Last Updated: 18/01/19 2:01pm
Paul Merson says it would be a “joke” if the EFL decided to deduct points off Leeds, after they admitted to spying at opposition training grounds.
Leeds manager Marcelo Bielsa admitted to sending a spy to watch Derby train ahead of their game last week – which Leeds won 2-0 – after a member of his staff was removed from their training ground.
Leeds, who have apologised and reminded Bielsa of the club’s principles, are being investigated by the EFL following a complaint from Derby.
But Merson, speaking on Sky Sports News, feels a fine would be suitable, rather than a points deduction, with Leeds sitting top of the Championship over halfway through the season.
“I’ve heard people calling for points deduction, that would be a joke,” Merson said. “You’re talking about a massive club like Leeds, who have been out of the biggest league in the world for a long time. To punish their fans, that’s not right. If they found them guilty, give them a fine, but don’t punish the fans.
“[Spying] is not right and it probably isn’t wrong! There are no rules to say you can’t do it, my only worry would be if they go up they’ll find it hard to do it in the Premier League with the training grounds there.
“I think [Bielsa] was really honest, really honest, I really do. I think it happens where he comes from, and he doesn’t see a problem with it. I thought he was honest, I haven’t got a problem with it. They haven’t broken any rules.”
Merson, who managed Walsall between 2004 and 2006, admitted his side could not even afford to send an opposition scout to public games, let alone training grounds.
“We didn’t have the money at Walsall to watch other teams go and play on a Saturday, the week before we played them, but other teams used to come and watch us play. We couldn’t turn around and say ‘you can’t watch us play because you’ll find out how we’re going to be playing next week!’

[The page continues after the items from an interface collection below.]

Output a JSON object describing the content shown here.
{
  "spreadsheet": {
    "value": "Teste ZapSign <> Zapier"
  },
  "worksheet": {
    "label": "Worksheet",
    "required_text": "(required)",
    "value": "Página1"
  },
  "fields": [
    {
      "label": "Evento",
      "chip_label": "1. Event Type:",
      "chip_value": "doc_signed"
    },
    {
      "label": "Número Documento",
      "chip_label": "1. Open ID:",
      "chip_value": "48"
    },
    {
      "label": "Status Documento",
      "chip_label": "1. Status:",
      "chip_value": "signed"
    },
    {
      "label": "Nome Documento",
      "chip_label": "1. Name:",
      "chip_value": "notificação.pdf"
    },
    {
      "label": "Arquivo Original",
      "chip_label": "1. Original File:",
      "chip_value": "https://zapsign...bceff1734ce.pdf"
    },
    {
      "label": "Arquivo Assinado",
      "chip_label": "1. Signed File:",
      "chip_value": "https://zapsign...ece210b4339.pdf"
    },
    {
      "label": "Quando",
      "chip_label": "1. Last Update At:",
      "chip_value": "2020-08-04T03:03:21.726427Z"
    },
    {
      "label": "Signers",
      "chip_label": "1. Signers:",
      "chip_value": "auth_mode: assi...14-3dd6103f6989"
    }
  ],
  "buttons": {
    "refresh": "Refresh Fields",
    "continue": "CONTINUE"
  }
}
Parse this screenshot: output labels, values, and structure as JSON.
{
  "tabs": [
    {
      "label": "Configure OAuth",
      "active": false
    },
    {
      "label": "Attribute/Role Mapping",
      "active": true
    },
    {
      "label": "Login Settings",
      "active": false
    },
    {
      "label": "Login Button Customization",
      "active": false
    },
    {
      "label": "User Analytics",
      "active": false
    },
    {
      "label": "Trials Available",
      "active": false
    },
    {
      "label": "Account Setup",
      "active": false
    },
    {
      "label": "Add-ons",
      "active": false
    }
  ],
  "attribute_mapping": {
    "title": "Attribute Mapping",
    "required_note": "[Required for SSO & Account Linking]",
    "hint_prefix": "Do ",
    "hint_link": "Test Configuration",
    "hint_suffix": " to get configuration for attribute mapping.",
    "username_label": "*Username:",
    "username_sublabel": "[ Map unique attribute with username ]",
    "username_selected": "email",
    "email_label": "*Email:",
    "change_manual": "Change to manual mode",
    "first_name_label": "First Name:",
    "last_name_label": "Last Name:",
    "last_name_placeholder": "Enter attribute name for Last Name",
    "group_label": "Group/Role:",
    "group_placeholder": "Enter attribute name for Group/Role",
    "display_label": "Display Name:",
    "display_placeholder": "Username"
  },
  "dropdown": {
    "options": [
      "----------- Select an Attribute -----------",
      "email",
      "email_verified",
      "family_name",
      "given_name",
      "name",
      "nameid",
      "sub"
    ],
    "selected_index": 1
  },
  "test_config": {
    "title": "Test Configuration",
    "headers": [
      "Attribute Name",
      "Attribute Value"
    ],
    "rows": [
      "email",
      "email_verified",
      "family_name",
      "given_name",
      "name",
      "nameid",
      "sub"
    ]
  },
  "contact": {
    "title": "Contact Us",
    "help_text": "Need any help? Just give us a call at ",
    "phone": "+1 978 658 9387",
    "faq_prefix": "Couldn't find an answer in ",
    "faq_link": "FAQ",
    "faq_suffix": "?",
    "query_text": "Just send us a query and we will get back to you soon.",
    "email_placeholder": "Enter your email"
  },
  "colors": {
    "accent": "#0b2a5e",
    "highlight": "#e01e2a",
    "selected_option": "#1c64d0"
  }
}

“The team picks itself in those leagues, they haven’t got a team of 20 players who can just walk in and out of the team, they have 11 and then three or four other key players.”